::: Supplied records

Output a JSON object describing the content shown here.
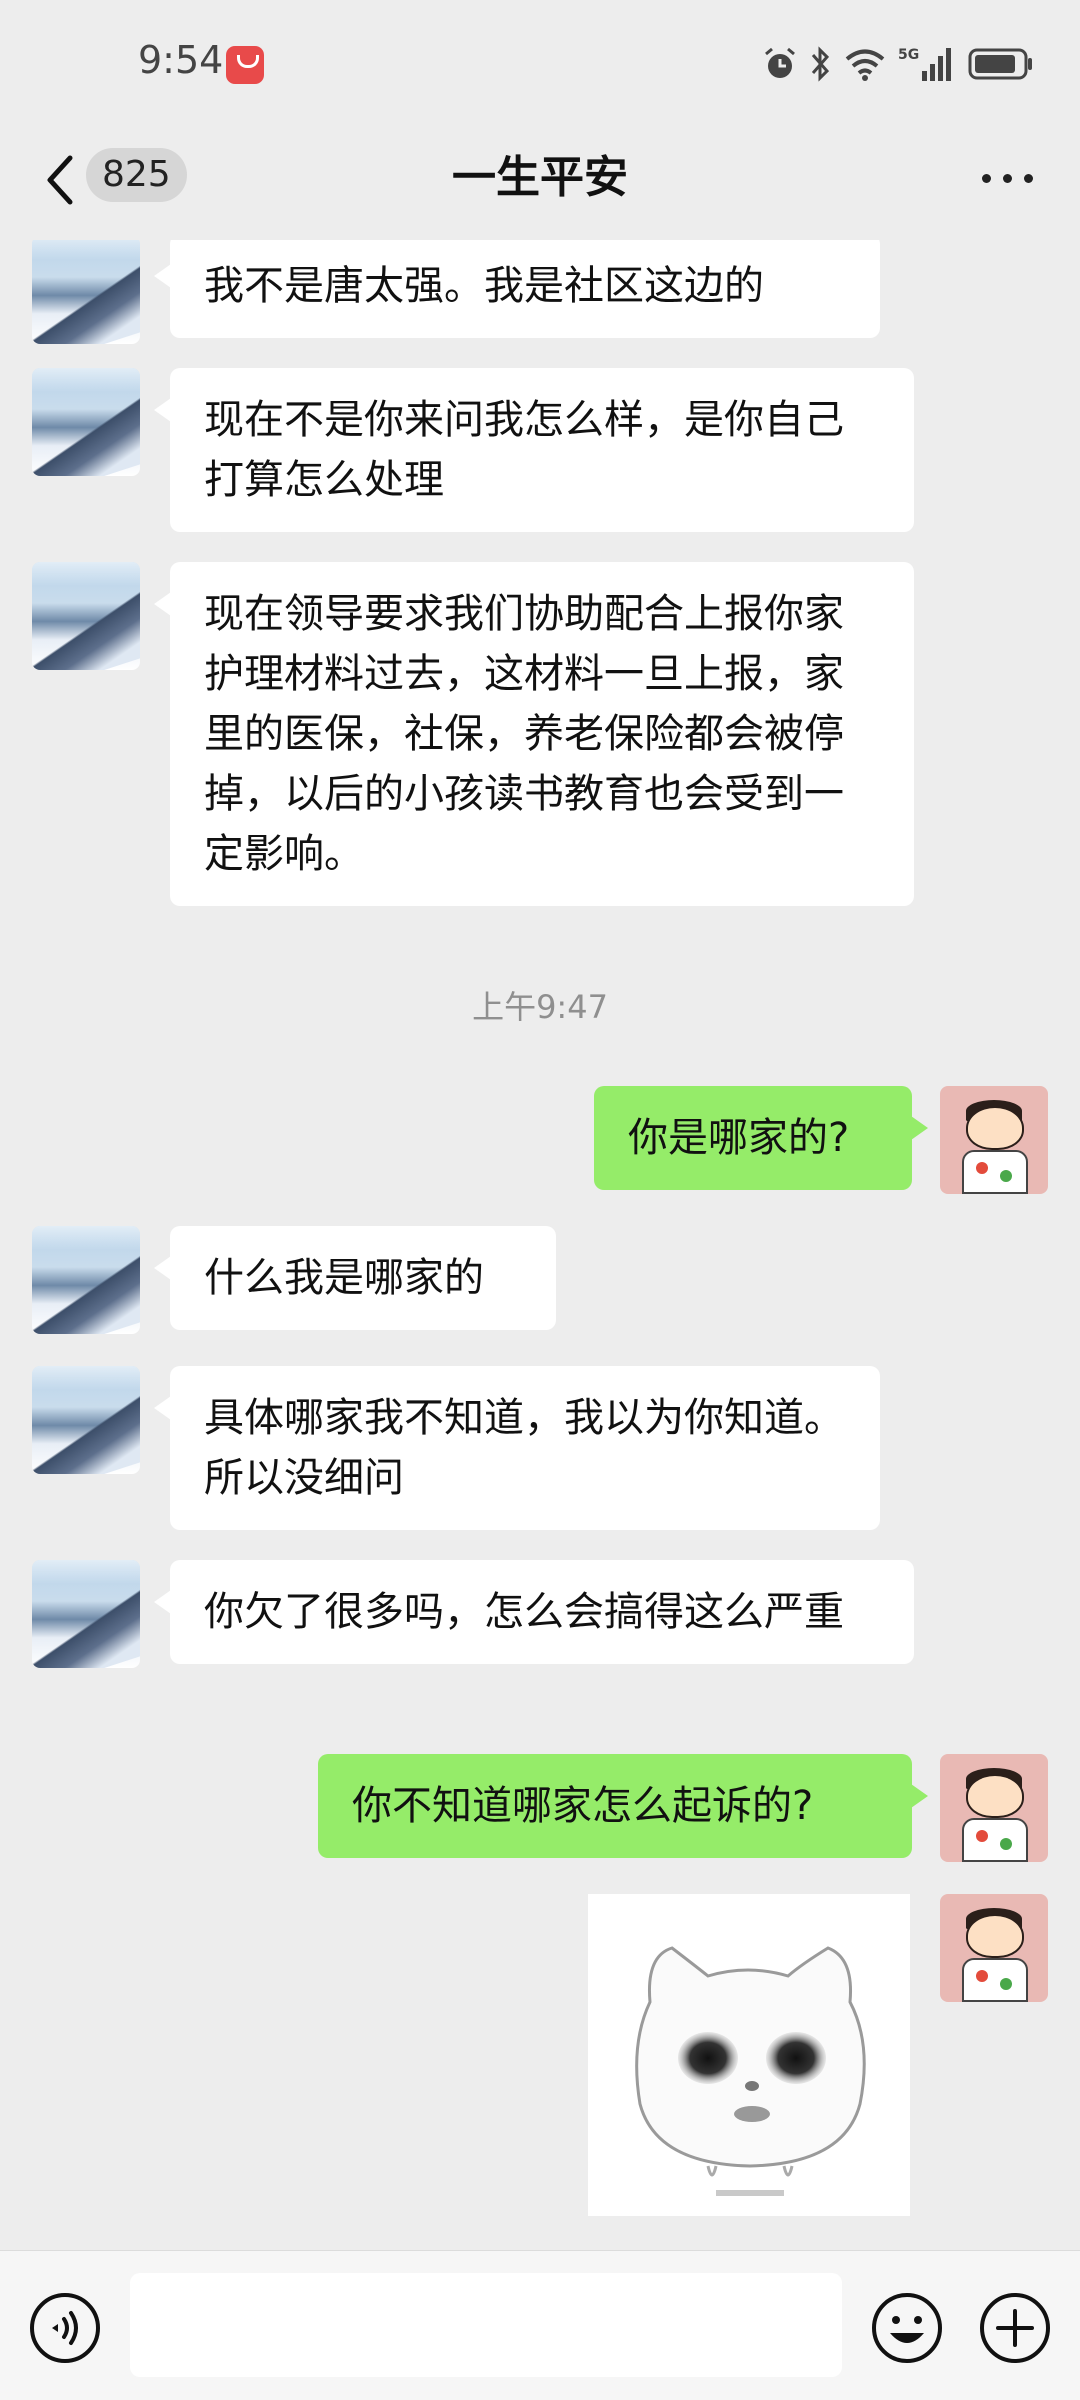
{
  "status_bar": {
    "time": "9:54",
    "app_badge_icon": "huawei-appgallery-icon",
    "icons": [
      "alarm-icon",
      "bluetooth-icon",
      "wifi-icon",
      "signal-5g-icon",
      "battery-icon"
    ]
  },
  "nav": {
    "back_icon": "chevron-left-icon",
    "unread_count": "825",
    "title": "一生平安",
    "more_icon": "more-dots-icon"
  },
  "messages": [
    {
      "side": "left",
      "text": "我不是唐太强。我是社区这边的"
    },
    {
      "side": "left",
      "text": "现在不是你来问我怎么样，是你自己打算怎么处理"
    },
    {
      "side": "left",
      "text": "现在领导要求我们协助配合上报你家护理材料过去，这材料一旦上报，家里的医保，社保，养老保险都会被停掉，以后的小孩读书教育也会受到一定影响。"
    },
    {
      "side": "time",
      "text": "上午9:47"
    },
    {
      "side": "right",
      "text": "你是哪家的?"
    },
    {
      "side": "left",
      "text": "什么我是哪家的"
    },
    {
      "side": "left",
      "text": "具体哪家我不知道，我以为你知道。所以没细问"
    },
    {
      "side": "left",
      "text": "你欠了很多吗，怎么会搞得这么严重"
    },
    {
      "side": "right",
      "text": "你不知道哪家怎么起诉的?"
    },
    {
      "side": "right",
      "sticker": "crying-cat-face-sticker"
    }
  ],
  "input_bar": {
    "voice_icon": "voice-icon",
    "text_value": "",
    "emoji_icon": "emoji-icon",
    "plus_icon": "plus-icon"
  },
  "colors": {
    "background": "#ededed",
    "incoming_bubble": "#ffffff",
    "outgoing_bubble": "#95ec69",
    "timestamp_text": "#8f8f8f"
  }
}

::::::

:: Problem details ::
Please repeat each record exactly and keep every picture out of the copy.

:: Output of the exercise ::
Output a JSON object describing the content shown here.
{
  "status_bar": {
    "time": "9:54",
    "app_badge_icon": "huawei-appgallery-icon",
    "icons": [
      "alarm-icon",
      "bluetooth-icon",
      "wifi-icon",
      "signal-5g-icon",
      "battery-icon"
    ]
  },
  "nav": {
    "back_icon": "chevron-left-icon",
    "unread_count": "825",
    "title": "一生平安",
    "more_icon": "more-dots-icon"
  },
  "messages": [
    {
      "side": "left",
      "text": "我不是唐太强。我是社区这边的"
    },
    {
      "side": "left",
      "text": "现在不是你来问我怎么样，是你自己打算怎么处理"
    },
    {
      "side": "left",
      "text": "现在领导要求我们协助配合上报你家护理材料过去，这材料一旦上报，家里的医保，社保，养老保险都会被停掉，以后的小孩读书教育也会受到一定影响。"
    },
    {
      "side": "time",
      "text": "上午9:47"
    },
    {
      "side": "right",
      "text": "你是哪家的?"
    },
    {
      "side": "left",
      "text": "什么我是哪家的"
    },
    {
      "side": "left",
      "text": "具体哪家我不知道，我以为你知道。所以没细问"
    },
    {
      "side": "left",
      "text": "你欠了很多吗，怎么会搞得这么严重"
    },
    {
      "side": "right",
      "text": "你不知道哪家怎么起诉的?"
    },
    {
      "side": "right",
      "sticker": "crying-cat-face-sticker"
    }
  ],
  "input_bar": {
    "voice_icon": "voice-icon",
    "text_value": "",
    "emoji_icon": "emoji-icon",
    "plus_icon": "plus-icon"
  },
  "colors": {
    "background": "#ededed",
    "incoming_bubble": "#ffffff",
    "outgoing_bubble": "#95ec69",
    "timestamp_text": "#8f8f8f"
  }
}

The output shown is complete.